The International Association of Athletics Federations (IAAF) have released the timetable and qualification system for the 2019 World Championships in Doha, with a year to go until the event.
The 10-day competition will begin at the Khalifa Stadium in Qatar on the evening of Friday, September 27th next year, with events often going on late into the evening to try and combat the local heat.
On day one proceedings will start with the women's marathon at midnight.
The event will then finish on Sunday, October 6th with the Men's and Women's 4x400 meter Relays, as is tradition.
The Men's 100m Final will go ahead on the evening of September 28th, with the Women's Final the day after.
The Men's High Jump Final, meanwhile, which is likely to feature Qatar's Olympic Silver Medallist Mutaz Essa Barshim, will go ahead at 8.15pm local time on October 4th.
As another means to combat the heat in Doha, there will be no morning sessions.
On day eight, October 4th, the last event of the Heptathlon, the 800m has been scheduled for 12.05am, which will be followed at 12.15am by the last event of the decathlon, the 1,500m.
The qualification system will combine athletes' positions in the world rankings, wildcard invitations and entry standards, while like at the last two World Championships and the 2016 Olympic Games, the IAAF has set a target number of athletes for each event.
There will be three separate ways for athletes to qualify.
This is by being among the best ranked athletes in the world at the end of the qualification period, by wildcard through various means including as the reigning outdoor world champion or a winner of the 2019 IAAF Diamond League, or by achieving the entry standard within the qualification period.
Entry standards for each event will be established on November 1st of this year, though as is usually the case, there will still be some special qualification opportunities for member federations without any qualified athletes.

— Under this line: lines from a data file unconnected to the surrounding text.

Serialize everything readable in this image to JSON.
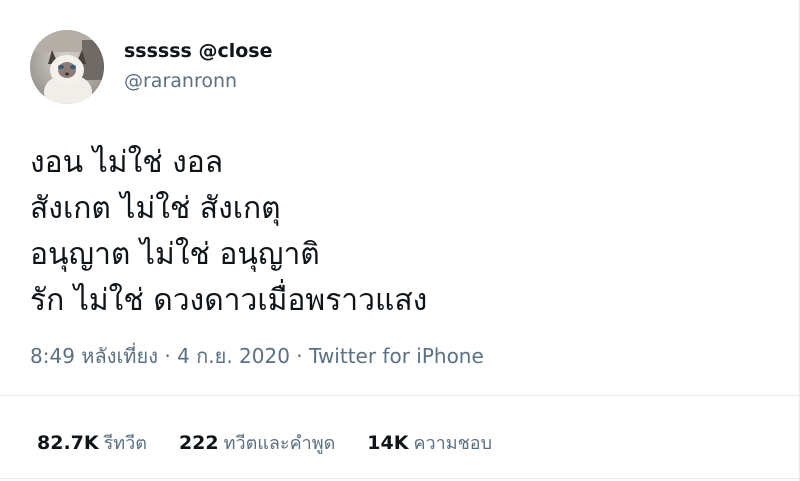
{
  "user": {
    "display_name": "ssssss @close",
    "handle": "@raranronn",
    "avatar_icon": "cat-avatar"
  },
  "tweet": {
    "lines": [
      "งอน ไม่ใช่ งอล",
      "สังเกต ไม่ใช่ สังเกตุ",
      "อนุญาต ไม่ใช่ อนุญาติ",
      "รัก ไม่ใช่ ดวงดาวเมื่อพราวแสง"
    ]
  },
  "meta": {
    "time": "8:49 หลังเที่ยง",
    "separator1": " · ",
    "date": "4 ก.ย. 2020",
    "separator2": " · ",
    "source": "Twitter for iPhone"
  },
  "stats": {
    "retweets_count": "82.7K",
    "retweets_label": "รีทวีต",
    "quotes_count": "222",
    "quotes_label": "ทวีตและคำพูด",
    "likes_count": "14K",
    "likes_label": "ความชอบ"
  },
  "colors": {
    "text": "#0f1419",
    "secondary": "#5b7083",
    "divider": "#e6ecf0"
  }
}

The last World Championships went ahead at the London Stadium in the English capital in 2017, with the United States topping the medal table with 10 golds, 11 silvers and nine bronze medals.